The Power Of Willful Ignorance

I watched a woman say these words in a speech a few moments ago and nothing could be more true...willful ignorance is insanely powerful. Willful ignorance is the reason that good German people allowed their neighbors to be dragged off by the Nazis in the middle of the night. It is the reason that American people choose to believe our homeless are lazy and irresponsible instead of facing the reality that their situations have arisen because of widespread mental illness and cooperate greed. It is the reason that you will pick up a steak on your way home from work tonight, not bothering to find out where it came from, because you just don’t want to know. The truth is too disgusting.
I have gone on about the meat industry quite a bit and my goal here is not to do that. I love to eat meat, I will state that again, but the example that comes from our consumption of factory meat is so powerful when it comes to explaining willful ignorance that I want to use it. Out of ALL of the many, many,…

Resolve to be Happy

1. Stay In

2. Read Books

3. Let it go to Voice Mail

4. Write a Letter

5. Dance

6. Invest in Mood Lighting

7. Have Dinner with Friends 

8. Take Walks

9. Bake

10. Breathe Deeply

11. Enjoy your Morning Coffee

12. Play Board Games

13. Hug your Pillows

14. Adopt a New Ritual

15. Look Around

16. Give a Gift

17. Happy Cry

18. Smile at Strangers

19. Cuddle

20. Savor Small Portions

21. Stretch

22. Take Pictures

23. Use Profanity Freely

24. Give Hugs

25. Listen Carefully

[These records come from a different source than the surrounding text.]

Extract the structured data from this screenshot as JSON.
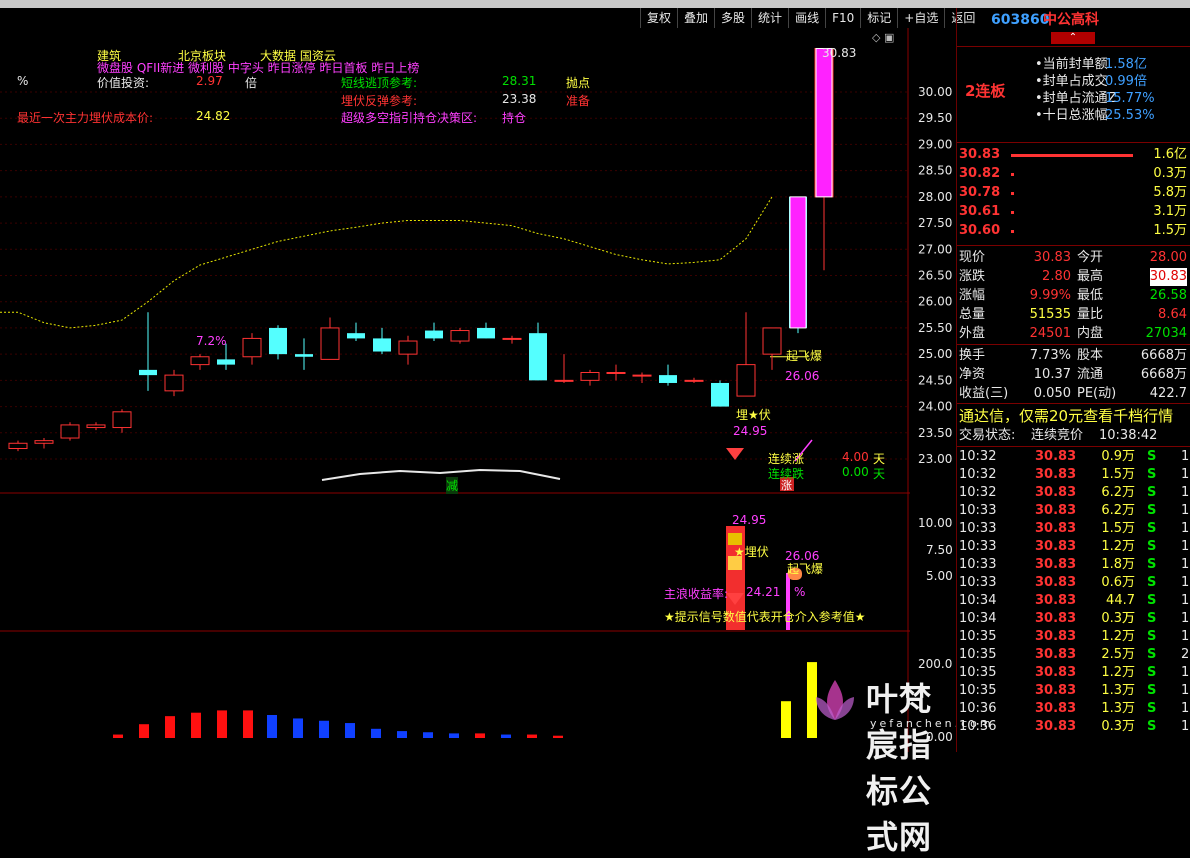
{
  "toolbar": [
    "复权",
    "叠加",
    "多股",
    "统计",
    "画线",
    "F10",
    "标记",
    "+自选",
    "返回"
  ],
  "stock": {
    "code": "603860",
    "name": "中公高科"
  },
  "header_lines": {
    "tags1": [
      "建筑",
      "北京板块",
      "大数据 国资云"
    ],
    "tags2": "微盘股 QFII新进 微利股 中字头 昨日涨停 昨日首板 昨日上榜",
    "pct_label": "%",
    "value_label": "价值投资:",
    "value_num": "2.97",
    "value_unit": "倍",
    "cost_label": "最近一次主力埋伏成本价:",
    "cost_value": "24.82",
    "short_label": "短线逃顶参考:",
    "short_value": "28.31",
    "short_action": "抛点",
    "rebound_label": "埋伏反弹参考:",
    "rebound_value": "23.38",
    "rebound_action": "准备",
    "super_label": "超级多空指引持仓决策区:",
    "super_action": "持仓"
  },
  "price_axis": [
    "30.00",
    "29.50",
    "29.00",
    "28.50",
    "28.00",
    "27.50",
    "27.00",
    "26.50",
    "26.00",
    "25.50",
    "25.00",
    "24.50",
    "24.00",
    "23.50",
    "23.00"
  ],
  "high_label": "30.83",
  "annotations": {
    "qifei": "起飞爆",
    "qifei_val": "26.06",
    "maifu": "埋★伏",
    "maifu_val": "24.95",
    "lianxu_zhang": "连续涨",
    "lianxu_die": "连续跌",
    "zhang_days": "4.00",
    "die_days": "0.00",
    "tian": "天",
    "jian": "减",
    "zhang": "涨"
  },
  "sub1": {
    "axis": [
      "10.00",
      "7.50",
      "5.00"
    ],
    "v1": "24.95",
    "maifu": "★埋伏",
    "v2": "26.06",
    "qifei": "起飞爆",
    "main_label": "主浪收益率:",
    "main_val": "24.21",
    "pct": "%",
    "hint": "★提示信号数值代表开仓介入参考值★"
  },
  "sub2": {
    "axis": [
      "200.0",
      "0.00"
    ]
  },
  "chart_data": {
    "type": "candlestick",
    "ohlc": [
      [
        23.2,
        23.35,
        23.15,
        23.3
      ],
      [
        23.3,
        23.4,
        23.2,
        23.35
      ],
      [
        23.4,
        23.7,
        23.35,
        23.65
      ],
      [
        23.6,
        23.7,
        23.55,
        23.65
      ],
      [
        23.6,
        23.95,
        23.5,
        23.9
      ],
      [
        24.7,
        25.8,
        24.3,
        24.6
      ],
      [
        24.3,
        24.7,
        24.2,
        24.6
      ],
      [
        24.8,
        25.0,
        24.7,
        24.95
      ],
      [
        24.9,
        25.2,
        24.7,
        24.8
      ],
      [
        24.95,
        25.4,
        24.8,
        25.3
      ],
      [
        25.5,
        25.55,
        24.9,
        25.0
      ],
      [
        25.0,
        25.3,
        24.7,
        24.95
      ],
      [
        24.9,
        25.7,
        24.9,
        25.5
      ],
      [
        25.4,
        25.6,
        25.25,
        25.3
      ],
      [
        25.3,
        25.5,
        25.0,
        25.05
      ],
      [
        25.0,
        25.35,
        24.8,
        25.25
      ],
      [
        25.45,
        25.6,
        25.25,
        25.3
      ],
      [
        25.25,
        25.5,
        25.2,
        25.45
      ],
      [
        25.5,
        25.6,
        25.3,
        25.3
      ],
      [
        25.3,
        25.35,
        25.2,
        25.3
      ],
      [
        25.4,
        25.6,
        24.5,
        24.5
      ],
      [
        24.5,
        25.0,
        24.45,
        24.5
      ],
      [
        24.5,
        24.7,
        24.4,
        24.65
      ],
      [
        24.65,
        24.8,
        24.5,
        24.65
      ],
      [
        24.6,
        24.65,
        24.45,
        24.6
      ],
      [
        24.6,
        24.8,
        24.4,
        24.45
      ],
      [
        24.5,
        24.55,
        24.45,
        24.5
      ],
      [
        24.45,
        24.5,
        24.0,
        24.0
      ],
      [
        24.2,
        25.8,
        24.2,
        24.8
      ],
      [
        25.0,
        25.5,
        24.7,
        25.5
      ],
      [
        28.0,
        28.0,
        25.4,
        25.5
      ],
      [
        28.0,
        30.83,
        26.6,
        30.83
      ]
    ],
    "ma_line": [
      25.8,
      25.6,
      25.5,
      25.55,
      25.65,
      26.0,
      26.4,
      26.7,
      26.85,
      27.0,
      27.15,
      27.25,
      27.35,
      27.42,
      27.5,
      27.55,
      27.55,
      27.55,
      27.5,
      27.45,
      27.3,
      27.2,
      27.05,
      26.9,
      26.8,
      26.72,
      26.75,
      26.8,
      27.2,
      28.0
    ],
    "volume_bars": [
      {
        "v": 15,
        "c": "red"
      },
      {
        "v": 60,
        "c": "red"
      },
      {
        "v": 95,
        "c": "red"
      },
      {
        "v": 110,
        "c": "red"
      },
      {
        "v": 120,
        "c": "red"
      },
      {
        "v": 120,
        "c": "red"
      },
      {
        "v": 100,
        "c": "blue"
      },
      {
        "v": 85,
        "c": "blue"
      },
      {
        "v": 75,
        "c": "blue"
      },
      {
        "v": 65,
        "c": "blue"
      },
      {
        "v": 40,
        "c": "blue"
      },
      {
        "v": 30,
        "c": "blue"
      },
      {
        "v": 25,
        "c": "blue"
      },
      {
        "v": 20,
        "c": "blue"
      },
      {
        "v": 20,
        "c": "red"
      },
      {
        "v": 15,
        "c": "blue"
      },
      {
        "v": 15,
        "c": "red"
      },
      {
        "v": 10,
        "c": "red"
      },
      {
        "v": 160,
        "c": "yellow"
      },
      {
        "v": 330,
        "c": "yellow"
      }
    ]
  },
  "side": {
    "lianban": "2连板",
    "seal_info": [
      {
        "label": "当前封单额",
        "value": "1.58亿"
      },
      {
        "label": "封单占成交",
        "value": "0.99倍"
      },
      {
        "label": "封单占流通Z",
        "value": "15.77%"
      },
      {
        "label": "十日总涨幅",
        "value": "25.53%"
      }
    ],
    "bids": [
      {
        "price": "30.83",
        "vol": "1.6亿",
        "bar": 90
      },
      {
        "price": "30.82",
        "vol": "0.3万",
        "bar": 2
      },
      {
        "price": "30.78",
        "vol": "5.8万",
        "bar": 2
      },
      {
        "price": "30.61",
        "vol": "3.1万",
        "bar": 2
      },
      {
        "price": "30.60",
        "vol": "1.5万",
        "bar": 2
      }
    ],
    "quotes": [
      [
        "现价",
        "30.83",
        "今开",
        "28.00"
      ],
      [
        "涨跌",
        "2.80",
        "最高",
        "30.83"
      ],
      [
        "涨幅",
        "9.99%",
        "最低",
        "26.58"
      ],
      [
        "总量",
        "51535",
        "量比",
        "8.64"
      ],
      [
        "外盘",
        "24501",
        "内盘",
        "27034"
      ]
    ],
    "quotes2": [
      [
        "换手",
        "7.73%",
        "股本",
        "6668万"
      ],
      [
        "净资",
        "10.37",
        "流通",
        "6668万"
      ],
      [
        "收益(三)",
        "0.050",
        "PE(动)",
        "422.7"
      ]
    ],
    "ad": "通达信，仅需20元查看千档行情",
    "trade_status_label": "交易状态:",
    "trade_status": "连续竞价",
    "trade_time": "10:38:42",
    "ticks": [
      [
        "10:32",
        "30.83",
        "0.9万",
        "S",
        "1"
      ],
      [
        "10:32",
        "30.83",
        "1.5万",
        "S",
        "1"
      ],
      [
        "10:32",
        "30.83",
        "6.2万",
        "S",
        "1"
      ],
      [
        "10:33",
        "30.83",
        "6.2万",
        "S",
        "1"
      ],
      [
        "10:33",
        "30.83",
        "1.5万",
        "S",
        "1"
      ],
      [
        "10:33",
        "30.83",
        "1.2万",
        "S",
        "1"
      ],
      [
        "10:33",
        "30.83",
        "1.8万",
        "S",
        "1"
      ],
      [
        "10:33",
        "30.83",
        "0.6万",
        "S",
        "1"
      ],
      [
        "10:34",
        "30.83",
        "44.7万",
        "S",
        "1"
      ],
      [
        "10:34",
        "30.83",
        "0.3万",
        "S",
        "1"
      ],
      [
        "10:35",
        "30.83",
        "1.2万",
        "S",
        "1"
      ],
      [
        "10:35",
        "30.83",
        "2.5万",
        "S",
        "2"
      ],
      [
        "10:35",
        "30.83",
        "1.2万",
        "S",
        "1"
      ],
      [
        "10:35",
        "30.83",
        "1.3万",
        "S",
        "1"
      ],
      [
        "10:36",
        "30.83",
        "1.3万",
        "S",
        "1"
      ],
      [
        "10:36",
        "30.83",
        "0.3万",
        "S",
        "1"
      ]
    ]
  },
  "watermark": {
    "title": "叶梵宸指标公式网",
    "url": "yefanchen.com"
  }
}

26. Beautify your Space

27. Share your Favorite Movie 

28. Laugh Generously

29. Accept Gifts Gratefully 

30. Give Thanks